Sudi had his wisdom teeth out last week and, as Ron put it, I went into “mother mode.” Something like mother lode only not as lucrative. I became the queen of purée. I could purée an entire goat if my son needed to eat it. When my daughter was laid off her job, she came home for a few months to regroup. I feel fortunate that I have a room for her to live in for a bit and could offer her that safety net. Akili called three weeks ago in a panic because his water pump sprung a leak and spilled anti-freeze all over his timing belt, destroying it. I talked to the mechanic (and talked him down on the price), and $450 later the car was fine. Oddly enough, Sudi’s car was due for a new timing belt (because of the mileage on it) and I had to have his replaced last week. With timing belts on my mind (if a timing belt goes in a Honda then the car is gone), I checked on my daughter's Honda’s mileage only to discover that it was due for a new timing belt 15,000 miles ago! So I had hers replaced too. I think there’s something about when siblings are close they all get into the same rhythm and need new timing belts all at once. (Maybe something to do with the moon and tides.) Ouch. My credit card runneth over. The point is that when the timing belts go, it’s time to call Mom. Fail Safe. It’s good to know that no matter what befalls, Mom is there to pick you up. I miss you Natalie.

Mom and Me in Schenectady

Sunday, May 2, 2010

More Adventures of the Starving Parents Moving Company

The CCA student housing (apartments) closed Saturday and all students needed to be moved out by noon, having completed a walk-through with the Residence Advisor for their floor. Totally crazy. What are these CCA administrators thinking? Students have classes right through to the end of the day on Friday (day before noon check-out) and these are art students so they are not just taking final exams but trying to complete projects. Films. Paintings. Furniture. Ceramics. Textiles. Prints. Sculptures. The students are fried and then they have to pack up all their possessions, not just in a dorm room, but in an entire apartment (kitchen, bathroom, living room, bedroom) in less than 24 hours and be OUT. Sheesh. Something is wrong with this picture.
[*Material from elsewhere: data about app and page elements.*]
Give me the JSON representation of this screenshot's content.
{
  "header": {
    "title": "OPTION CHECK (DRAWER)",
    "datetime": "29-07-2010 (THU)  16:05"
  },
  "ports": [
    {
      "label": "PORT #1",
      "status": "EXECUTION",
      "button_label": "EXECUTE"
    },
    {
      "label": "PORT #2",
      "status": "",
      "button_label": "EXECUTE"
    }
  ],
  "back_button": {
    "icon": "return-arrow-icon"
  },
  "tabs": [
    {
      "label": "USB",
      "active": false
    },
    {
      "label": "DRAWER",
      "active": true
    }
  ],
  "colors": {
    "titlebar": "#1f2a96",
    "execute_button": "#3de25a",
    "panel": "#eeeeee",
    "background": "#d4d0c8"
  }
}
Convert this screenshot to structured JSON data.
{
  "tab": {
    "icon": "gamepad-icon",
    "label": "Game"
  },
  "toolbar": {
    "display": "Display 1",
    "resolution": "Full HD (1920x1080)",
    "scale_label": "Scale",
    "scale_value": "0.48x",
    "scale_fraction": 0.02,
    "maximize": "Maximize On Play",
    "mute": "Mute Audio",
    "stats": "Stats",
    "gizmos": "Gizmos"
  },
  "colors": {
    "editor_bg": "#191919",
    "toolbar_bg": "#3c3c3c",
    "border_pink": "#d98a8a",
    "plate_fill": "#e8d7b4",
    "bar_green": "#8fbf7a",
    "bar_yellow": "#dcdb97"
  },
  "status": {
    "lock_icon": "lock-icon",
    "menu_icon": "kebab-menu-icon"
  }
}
One of Sudi’s roommates arrived from Hawaii in August with little more than a suitcase and a computer. Then he sort of went squirrelly a couple months ago and moved out of the apartment. Sudi hasn’t seen him since. The other roommate is a gem and became one of Sudi’s best friends. He arrived in August from Japan with one suitcase, a pillow, a computer, and a gigantic yellow bag of white rice (I mean gigantic). Sudi brought all the kitchenware (plates, bowls, cups, utensils, pots, pans, blender, toaster, etc.), cleaning supplies and equipment, towels, first aid kit, tools; in short, everything needed to run a basic household (because he has a Jewish mom). Yesterday the roommate from Japan packed his suitcase, threw out the rice he hadn’t managed to finish (in a year—I mean gigantic bag), shook Sudi’s hand, and left to catch a flight. Sudi packed up the rest of the apartment, mopped the floors, cleaned out the refrigerator, emptied the cupboards, and on and on.
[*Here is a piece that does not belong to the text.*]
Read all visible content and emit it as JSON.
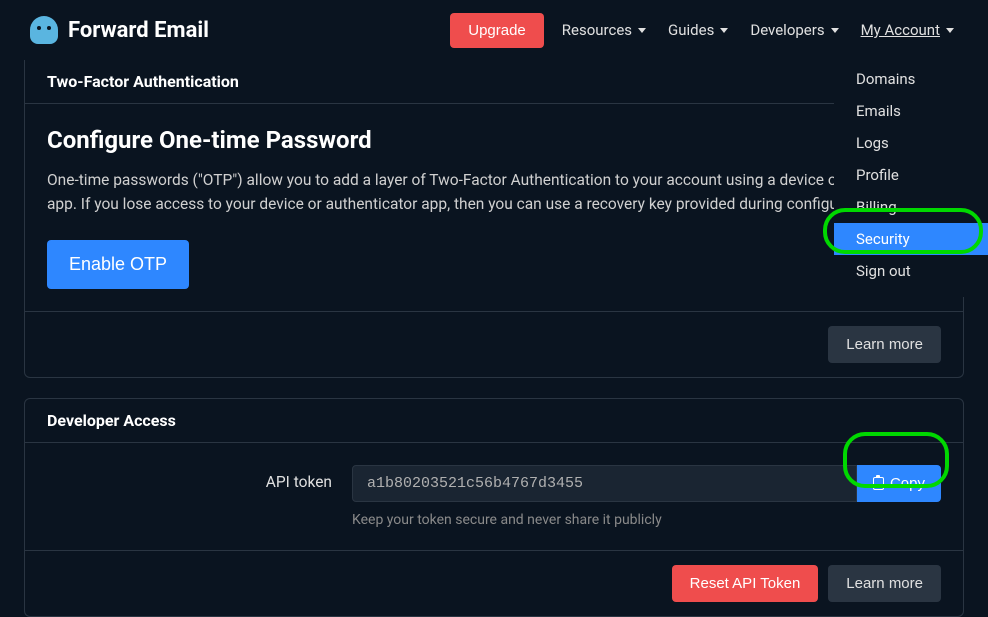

When I arrived at his apartment at nine, I helped pack and clean, took one carload over to the storage facility (he’s moving back to Berkeley in a month) with one of his friends who helped me unload, then returned to get him and the things he was bringing home for the month: basically a computer, a bike, a skateboard, and a heap of dirty laundry (I took all the musical instruments last weekend). I think he was the very last student to check out of the building at ten past noon. We stopped at the mall on the way home to buy him a pair of shoes because every pair he has is falling apart. I fell asleep in the car while he went in to get the shoes. His greatest regret of the day was that I couldn’t fit a couch that was up for grabs into my Honda Fit and take it to the storage facility (“but Mom, it’s such a comfy couch, it’s perfect:”).
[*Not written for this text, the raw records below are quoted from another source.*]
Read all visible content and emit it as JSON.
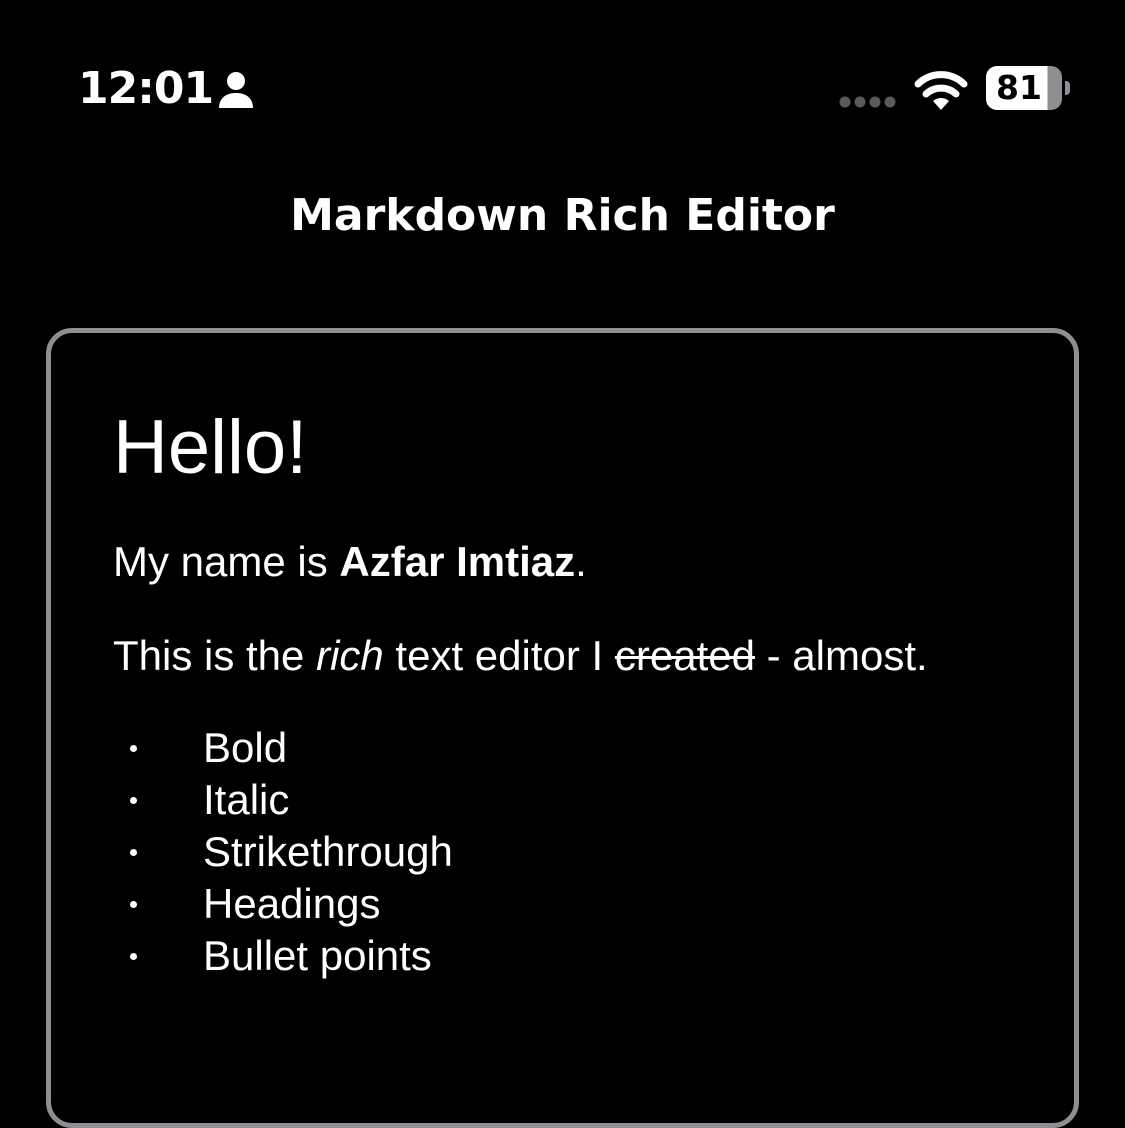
{
  "status_bar": {
    "time": "12:01",
    "battery_level": "81",
    "icons": [
      "person-icon",
      "signal-icon",
      "wifi-icon",
      "battery-icon"
    ]
  },
  "nav": {
    "title": "Markdown Rich Editor"
  },
  "editor": {
    "heading": "Hello!",
    "paragraph_1": {
      "prefix": "My name is ",
      "bold": "Azfar Imtiaz",
      "suffix": "."
    },
    "paragraph_2": {
      "prefix": "This is the ",
      "italic": "rich",
      "middle": " text editor I ",
      "strikethrough": "created",
      "suffix": " - almost."
    },
    "bullets": [
      {
        "label": "Bold"
      },
      {
        "label": "Italic"
      },
      {
        "label": "Strikethrough"
      },
      {
        "label": "Headings"
      },
      {
        "label": "Bullet points"
      }
    ]
  },
  "colors": {
    "background": "#000000",
    "text": "#ffffff",
    "border": "#8e8e93"
  }
}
In one month, I get to help him move into his sublet in Berkeley. Starving Parents Moving Company is still in business.